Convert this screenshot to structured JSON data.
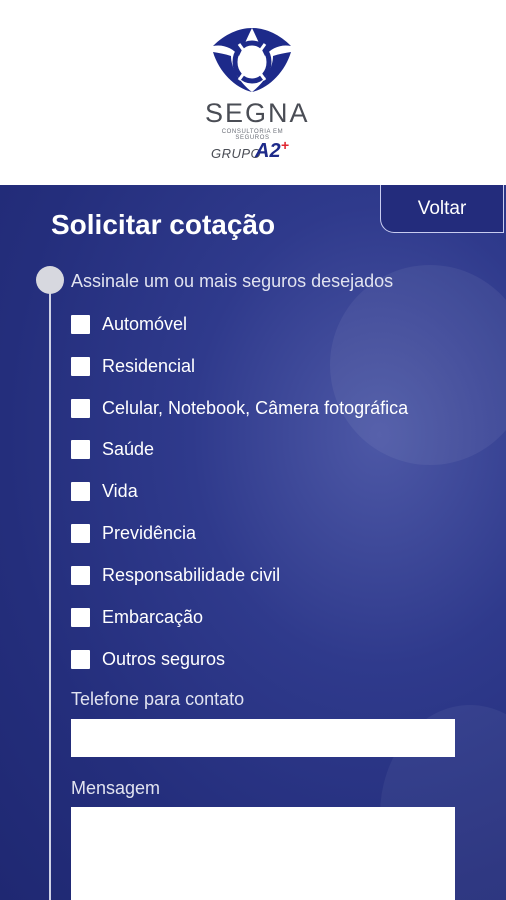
{
  "brand": {
    "name": "SEGNA",
    "subtitle": "CONSULTORIA EM SEGUROS",
    "group_prefix": "GRUPO",
    "group_mark": "A2",
    "group_plus": "+",
    "colors": {
      "navy": "#1d2a8a",
      "red": "#e0262f",
      "gray": "#4a4d55"
    }
  },
  "header": {
    "title": "Solicitar cotação",
    "back_label": "Voltar"
  },
  "insurance_section": {
    "label": "Assinale um ou mais seguros desejados",
    "options": [
      {
        "label": "Automóvel",
        "checked": false
      },
      {
        "label": "Residencial",
        "checked": false
      },
      {
        "label": "Celular, Notebook, Câmera fotográfica",
        "checked": false
      },
      {
        "label": "Saúde",
        "checked": false
      },
      {
        "label": "Vida",
        "checked": false
      },
      {
        "label": "Previdência",
        "checked": false
      },
      {
        "label": "Responsabilidade civil",
        "checked": false
      },
      {
        "label": "Embarcação",
        "checked": false
      },
      {
        "label": "Outros seguros",
        "checked": false
      }
    ]
  },
  "phone": {
    "label": "Telefone para contato",
    "value": ""
  },
  "message": {
    "label": "Mensagem",
    "value": ""
  },
  "theme": {
    "background": "#2a3484",
    "text": "#ffffff"
  }
}
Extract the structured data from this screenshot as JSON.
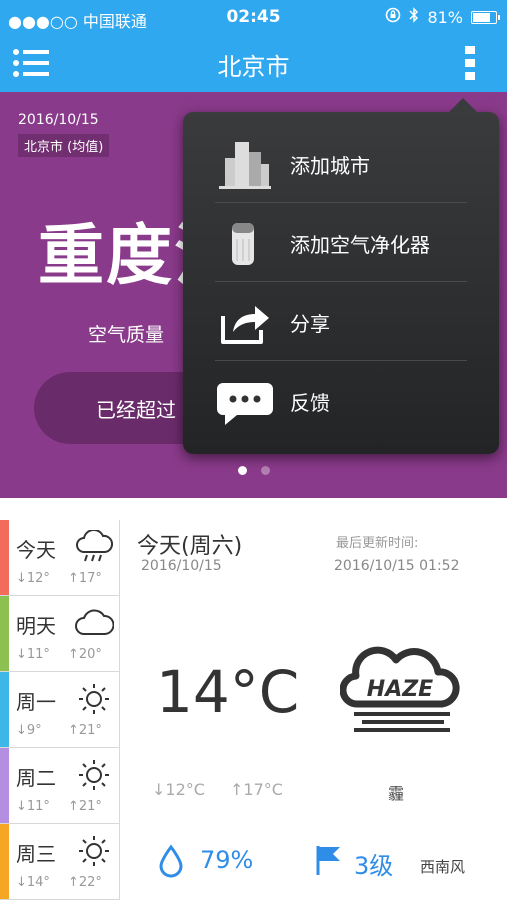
{
  "status_bar": {
    "carrier": "●●●○○ 中国联通",
    "time": "02:45",
    "battery": "81%",
    "battery_level": 0.81
  },
  "nav": {
    "title": "北京市"
  },
  "aqi": {
    "date": "2016/10/15",
    "location": "北京市 (均值)",
    "level_text": "重度污",
    "quality_text": "空气质量",
    "pill_text": "已经超过",
    "page_index": 0,
    "page_count": 2,
    "bg_color": "#8a3a8a"
  },
  "menu": {
    "items": [
      {
        "label": "添加城市",
        "icon": "city-buildings-icon"
      },
      {
        "label": "添加空气净化器",
        "icon": "air-purifier-icon"
      },
      {
        "label": "分享",
        "icon": "share-icon"
      },
      {
        "label": "反馈",
        "icon": "feedback-chat-icon"
      }
    ]
  },
  "forecast": [
    {
      "name": "今天",
      "low": "↓12°",
      "high": "↑17°",
      "icon": "rain-cloud-icon",
      "color": "#f26b5b"
    },
    {
      "name": "明天",
      "low": "↓11°",
      "high": "↑20°",
      "icon": "cloud-icon",
      "color": "#8cc152"
    },
    {
      "name": "周一",
      "low": "↓9°",
      "high": "↑21°",
      "icon": "sun-icon",
      "color": "#3fb6e8"
    },
    {
      "name": "周二",
      "low": "↓11°",
      "high": "↑21°",
      "icon": "sun-icon",
      "color": "#b48ee0"
    },
    {
      "name": "周三",
      "low": "↓14°",
      "high": "↑22°",
      "icon": "sun-icon",
      "color": "#f5a623"
    }
  ],
  "today": {
    "title": "今天(周六)",
    "date": "2016/10/15",
    "updated_label": "最后更新时间:",
    "updated_time": "2016/10/15 01:52",
    "temperature": "14°C",
    "low": "↓12°C",
    "high": "↑17°C",
    "condition": "霾",
    "haze_label": "HAZE",
    "humidity": "79%",
    "wind_level": "3级",
    "wind_direction": "西南风"
  }
}
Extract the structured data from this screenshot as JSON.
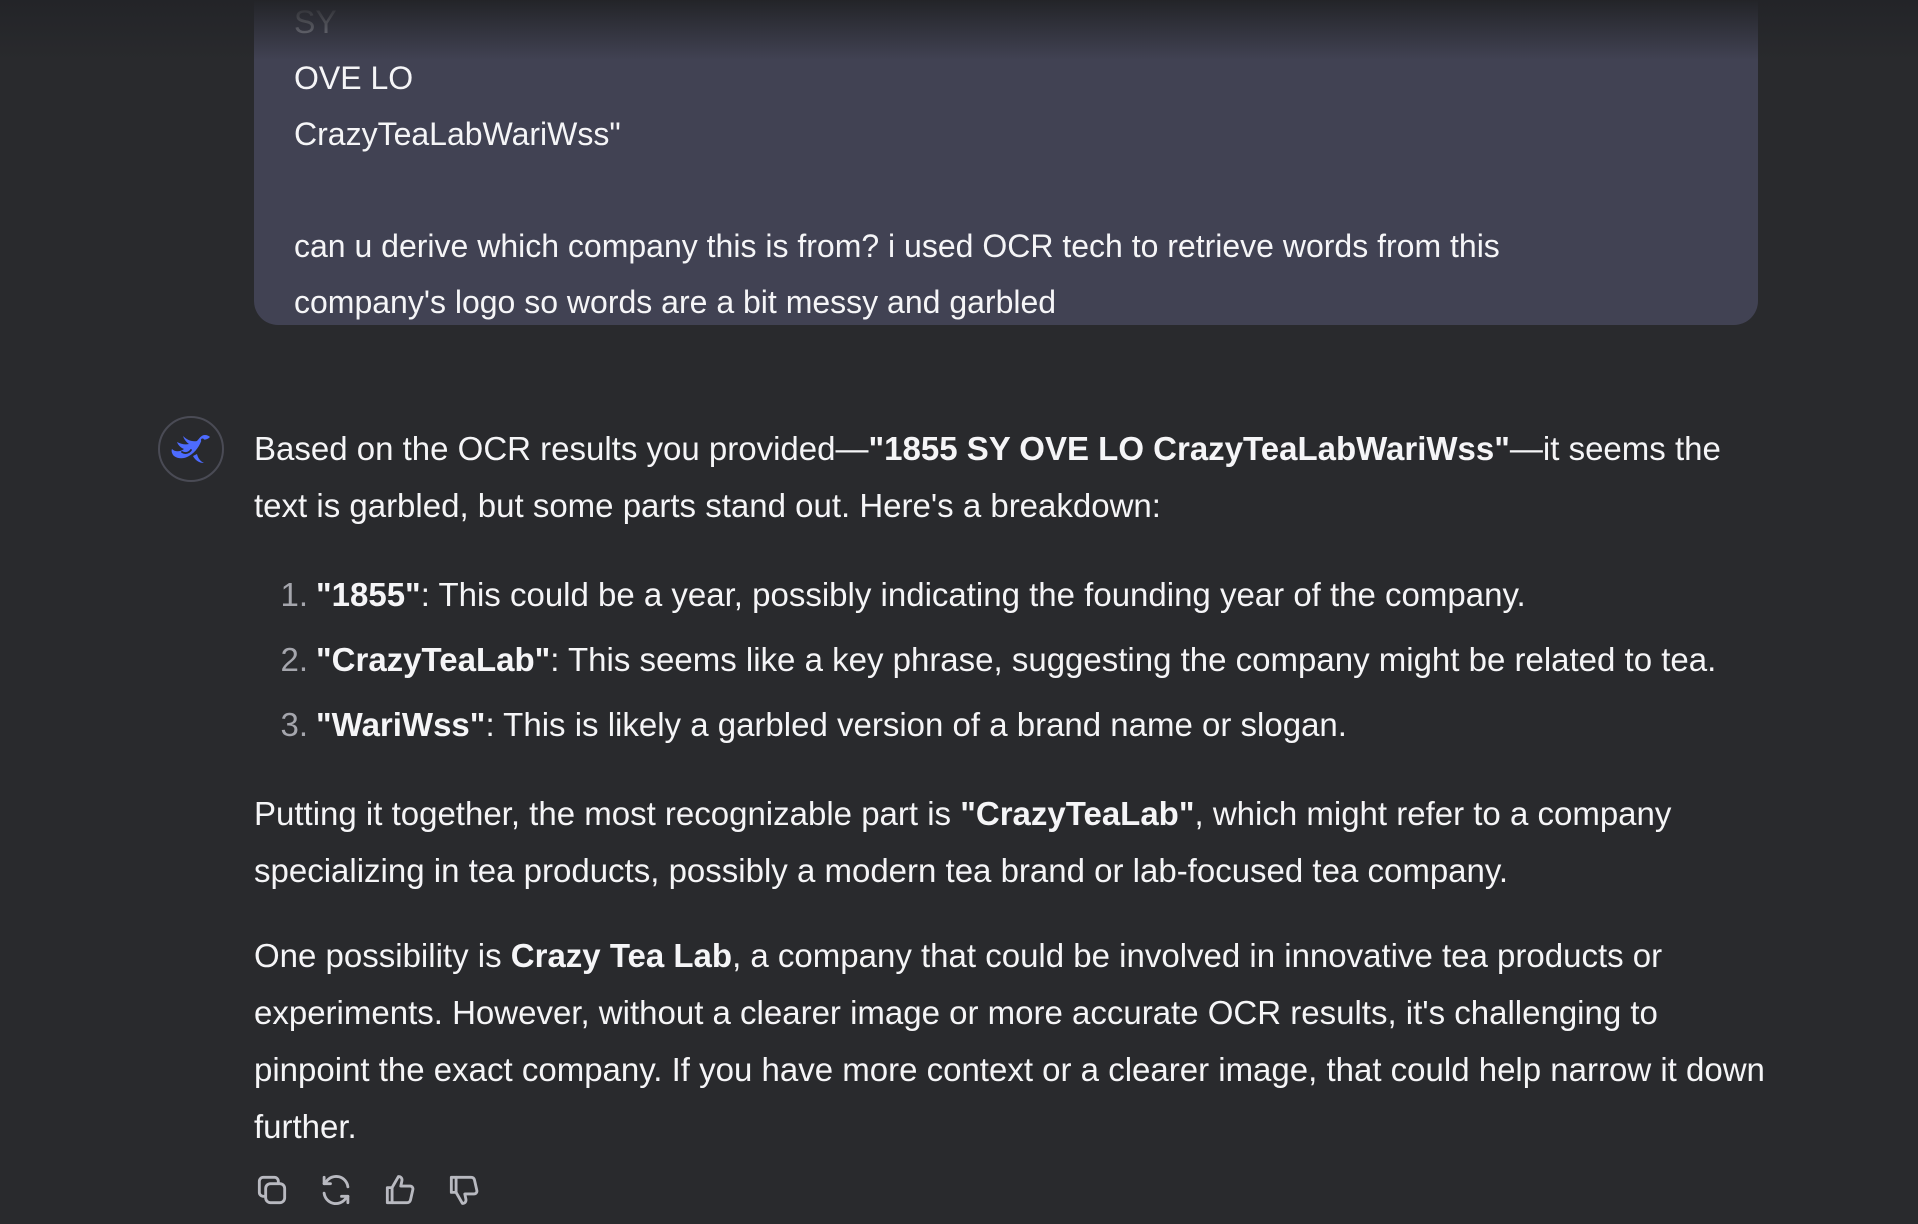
{
  "user_message": {
    "cut_line": "SY",
    "lines": [
      "OVE LO",
      "CrazyTeaLabWariWss\""
    ],
    "question_lines": [
      "can u derive which company this is from? i used OCR tech to retrieve words from this",
      "company's logo so words are a bit messy and garbled"
    ]
  },
  "assistant": {
    "avatar_icon": "whale-logo-icon",
    "accent_color": "#4d6bfe",
    "intro": {
      "before": "Based on the OCR results you provided—",
      "bold": "\"1855 SY OVE LO CrazyTeaLabWariWss\"",
      "after": "—it seems the text is garbled, but some parts stand out. Here's a breakdown:"
    },
    "list": [
      {
        "num": "1.",
        "bold": "\"1855\"",
        "text": ": This could be a year, possibly indicating the founding year of the company."
      },
      {
        "num": "2.",
        "bold": "\"CrazyTeaLab\"",
        "text": ": This seems like a key phrase, suggesting the company might be related to tea."
      },
      {
        "num": "3.",
        "bold": "\"WariWss\"",
        "text": ": This is likely a garbled version of a brand name or slogan."
      }
    ],
    "para2": {
      "before": "Putting it together, the most recognizable part is ",
      "bold": "\"CrazyTeaLab\"",
      "after": ", which might refer to a company specializing in tea products, possibly a modern tea brand or lab-focused tea company."
    },
    "para3": {
      "before": "One possibility is ",
      "bold": "Crazy Tea Lab",
      "after": ", a company that could be involved in innovative tea products or experiments. However, without a clearer image or more accurate OCR results, it's challenging to pinpoint the exact company. If you have more context or a clearer image, that could help narrow it down further."
    }
  },
  "actions": [
    {
      "icon": "copy-icon"
    },
    {
      "icon": "regenerate-icon"
    },
    {
      "icon": "thumbs-up-icon"
    },
    {
      "icon": "thumbs-down-icon"
    }
  ]
}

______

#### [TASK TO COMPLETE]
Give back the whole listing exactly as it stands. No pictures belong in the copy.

#### [COMPLETED EXERCISE]
Convert this screenshot to structured JSON data.
{
  "brand": {
    "name": "SEGNA",
    "subtitle": "CONSULTORIA EM SEGUROS",
    "group_prefix": "GRUPO",
    "group_mark": "A2",
    "group_plus": "+",
    "colors": {
      "navy": "#1d2a8a",
      "red": "#e0262f",
      "gray": "#4a4d55"
    }
  },
  "header": {
    "title": "Solicitar cotação",
    "back_label": "Voltar"
  },
  "insurance_section": {
    "label": "Assinale um ou mais seguros desejados",
    "options": [
      {
        "label": "Automóvel",
        "checked": false
      },
      {
        "label": "Residencial",
        "checked": false
      },
      {
        "label": "Celular, Notebook, Câmera fotográfica",
        "checked": false
      },
      {
        "label": "Saúde",
        "checked": false
      },
      {
        "label": "Vida",
        "checked": false
      },
      {
        "label": "Previdência",
        "checked": false
      },
      {
        "label": "Responsabilidade civil",
        "checked": false
      },
      {
        "label": "Embarcação",
        "checked": false
      },
      {
        "label": "Outros seguros",
        "checked": false
      }
    ]
  },
  "phone": {
    "label": "Telefone para contato",
    "value": ""
  },
  "message": {
    "label": "Mensagem",
    "value": ""
  },
  "theme": {
    "background": "#2a3484",
    "text": "#ffffff"
  }
}
Extract the structured data from this screenshot as JSON.
{
  "status_bar": {
    "carrier": "●●●○○ 中国联通",
    "time": "02:45",
    "battery": "81%",
    "battery_level": 0.81
  },
  "nav": {
    "title": "北京市"
  },
  "aqi": {
    "date": "2016/10/15",
    "location": "北京市 (均值)",
    "level_text": "重度污",
    "quality_text": "空气质量",
    "pill_text": "已经超过",
    "page_index": 0,
    "page_count": 2,
    "bg_color": "#8a3a8a"
  },
  "menu": {
    "items": [
      {
        "label": "添加城市",
        "icon": "city-buildings-icon"
      },
      {
        "label": "添加空气净化器",
        "icon": "air-purifier-icon"
      },
      {
        "label": "分享",
        "icon": "share-icon"
      },
      {
        "label": "反馈",
        "icon": "feedback-chat-icon"
      }
    ]
  },
  "forecast": [
    {
      "name": "今天",
      "low": "↓12°",
      "high": "↑17°",
      "icon": "rain-cloud-icon",
      "color": "#f26b5b"
    },
    {
      "name": "明天",
      "low": "↓11°",
      "high": "↑20°",
      "icon": "cloud-icon",
      "color": "#8cc152"
    },
    {
      "name": "周一",
      "low": "↓9°",
      "high": "↑21°",
      "icon": "sun-icon",
      "color": "#3fb6e8"
    },
    {
      "name": "周二",
      "low": "↓11°",
      "high": "↑21°",
      "icon": "sun-icon",
      "color": "#b48ee0"
    },
    {
      "name": "周三",
      "low": "↓14°",
      "high": "↑22°",
      "icon": "sun-icon",
      "color": "#f5a623"
    }
  ],
  "today": {
    "title": "今天(周六)",
    "date": "2016/10/15",
    "updated_label": "最后更新时间:",
    "updated_time": "2016/10/15 01:52",
    "temperature": "14°C",
    "low": "↓12°C",
    "high": "↑17°C",
    "condition": "霾",
    "haze_label": "HAZE",
    "humidity": "79%",
    "wind_level": "3级",
    "wind_direction": "西南风"
  }
}
Extract the structured data from this screenshot as JSON.
{
  "user_message": {
    "cut_line": "SY",
    "lines": [
      "OVE LO",
      "CrazyTeaLabWariWss\""
    ],
    "question_lines": [
      "can u derive which company this is from? i used OCR tech to retrieve words from this",
      "company's logo so words are a bit messy and garbled"
    ]
  },
  "assistant": {
    "avatar_icon": "whale-logo-icon",
    "accent_color": "#4d6bfe",
    "intro": {
      "before": "Based on the OCR results you provided—",
      "bold": "\"1855 SY OVE LO CrazyTeaLabWariWss\"",
      "after": "—it seems the text is garbled, but some parts stand out. Here's a breakdown:"
    },
    "list": [
      {
        "num": "1.",
        "bold": "\"1855\"",
        "text": ": This could be a year, possibly indicating the founding year of the company."
      },
      {
        "num": "2.",
        "bold": "\"CrazyTeaLab\"",
        "text": ": This seems like a key phrase, suggesting the company might be related to tea."
      },
      {
        "num": "3.",
        "bold": "\"WariWss\"",
        "text": ": This is likely a garbled version of a brand name or slogan."
      }
    ],
    "para2": {
      "before": "Putting it together, the most recognizable part is ",
      "bold": "\"CrazyTeaLab\"",
      "after": ", which might refer to a company specializing in tea products, possibly a modern tea brand or lab-focused tea company."
    },
    "para3": {
      "before": "One possibility is ",
      "bold": "Crazy Tea Lab",
      "after": ", a company that could be involved in innovative tea products or experiments. However, without a clearer image or more accurate OCR results, it's challenging to pinpoint the exact company. If you have more context or a clearer image, that could help narrow it down further."
    }
  },
  "actions": [
    {
      "icon": "copy-icon"
    },
    {
      "icon": "regenerate-icon"
    },
    {
      "icon": "thumbs-up-icon"
    },
    {
      "icon": "thumbs-down-icon"
    }
  ]
}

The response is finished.